Your goal
Report each line of the data that has "module" somewhere in it.

Supplied information
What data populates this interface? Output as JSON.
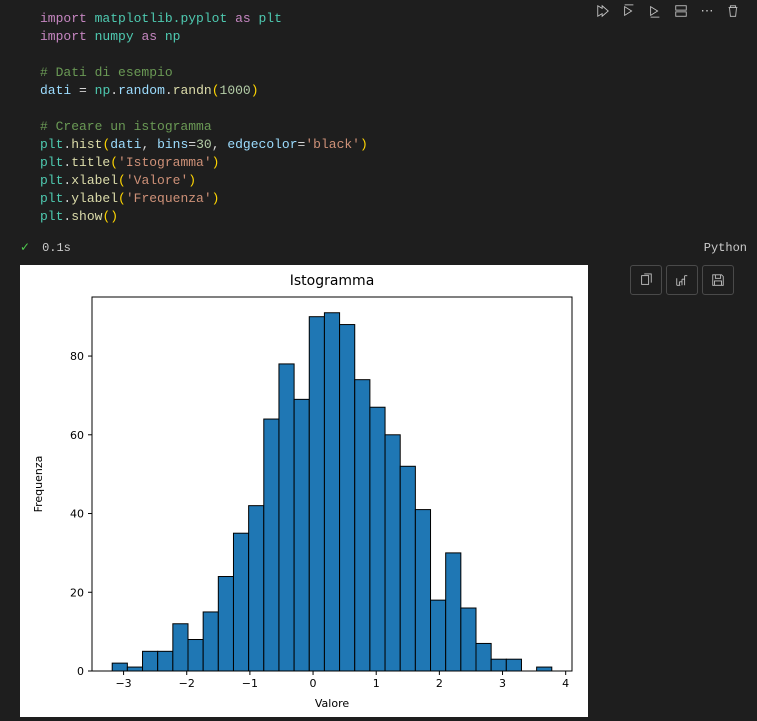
{
  "code": {
    "line1": {
      "import": "import",
      "module": "matplotlib.pyplot",
      "as": "as",
      "alias": "plt"
    },
    "line2": {
      "import": "import",
      "module": "numpy",
      "as": "as",
      "alias": "np"
    },
    "line4_comment": "# Dati di esempio",
    "line5": {
      "var": "dati",
      "eq": "=",
      "np": "np",
      "random": "random",
      "randn": "randn",
      "arg": "1000"
    },
    "line7_comment": "# Creare un istogramma",
    "line8": {
      "plt": "plt",
      "fn": "hist",
      "arg_v": "dati",
      "bins_kw": "bins",
      "bins_v": "30",
      "edge_kw": "edgecolor",
      "edge_v": "'black'"
    },
    "line9": {
      "plt": "plt",
      "fn": "title",
      "arg": "'Istogramma'"
    },
    "line10": {
      "plt": "plt",
      "fn": "xlabel",
      "arg": "'Valore'"
    },
    "line11": {
      "plt": "plt",
      "fn": "ylabel",
      "arg": "'Frequenza'"
    },
    "line12": {
      "plt": "plt",
      "fn": "show"
    }
  },
  "status": {
    "check": "✓",
    "time": "0.1s",
    "lang": "Python"
  },
  "chart_data": {
    "type": "bar",
    "title": "Istogramma",
    "xlabel": "Valore",
    "ylabel": "Frequenza",
    "xlim": [
      -3.5,
      4.1
    ],
    "ylim": [
      0,
      95
    ],
    "xticks": [
      -3,
      -2,
      -1,
      0,
      1,
      2,
      3,
      4
    ],
    "yticks": [
      0,
      20,
      40,
      60,
      80
    ],
    "bin_width": 0.24,
    "bins": [
      {
        "x": -3.18,
        "y": 2
      },
      {
        "x": -2.94,
        "y": 1
      },
      {
        "x": -2.7,
        "y": 5
      },
      {
        "x": -2.46,
        "y": 5
      },
      {
        "x": -2.22,
        "y": 12
      },
      {
        "x": -1.98,
        "y": 8
      },
      {
        "x": -1.74,
        "y": 15
      },
      {
        "x": -1.5,
        "y": 24
      },
      {
        "x": -1.26,
        "y": 35
      },
      {
        "x": -1.02,
        "y": 42
      },
      {
        "x": -0.78,
        "y": 64
      },
      {
        "x": -0.54,
        "y": 78
      },
      {
        "x": -0.3,
        "y": 69
      },
      {
        "x": -0.06,
        "y": 90
      },
      {
        "x": 0.18,
        "y": 91
      },
      {
        "x": 0.42,
        "y": 88
      },
      {
        "x": 0.66,
        "y": 74
      },
      {
        "x": 0.9,
        "y": 67
      },
      {
        "x": 1.14,
        "y": 60
      },
      {
        "x": 1.38,
        "y": 52
      },
      {
        "x": 1.62,
        "y": 41
      },
      {
        "x": 1.86,
        "y": 18
      },
      {
        "x": 2.1,
        "y": 30
      },
      {
        "x": 2.34,
        "y": 16
      },
      {
        "x": 2.58,
        "y": 7
      },
      {
        "x": 2.82,
        "y": 3
      },
      {
        "x": 3.06,
        "y": 3
      },
      {
        "x": 3.3,
        "y": 0
      },
      {
        "x": 3.54,
        "y": 1
      },
      {
        "x": 3.78,
        "y": 0
      }
    ]
  }
}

Response to this exercise
      "module": "matplotlib.pyplot",
      "module": "numpy",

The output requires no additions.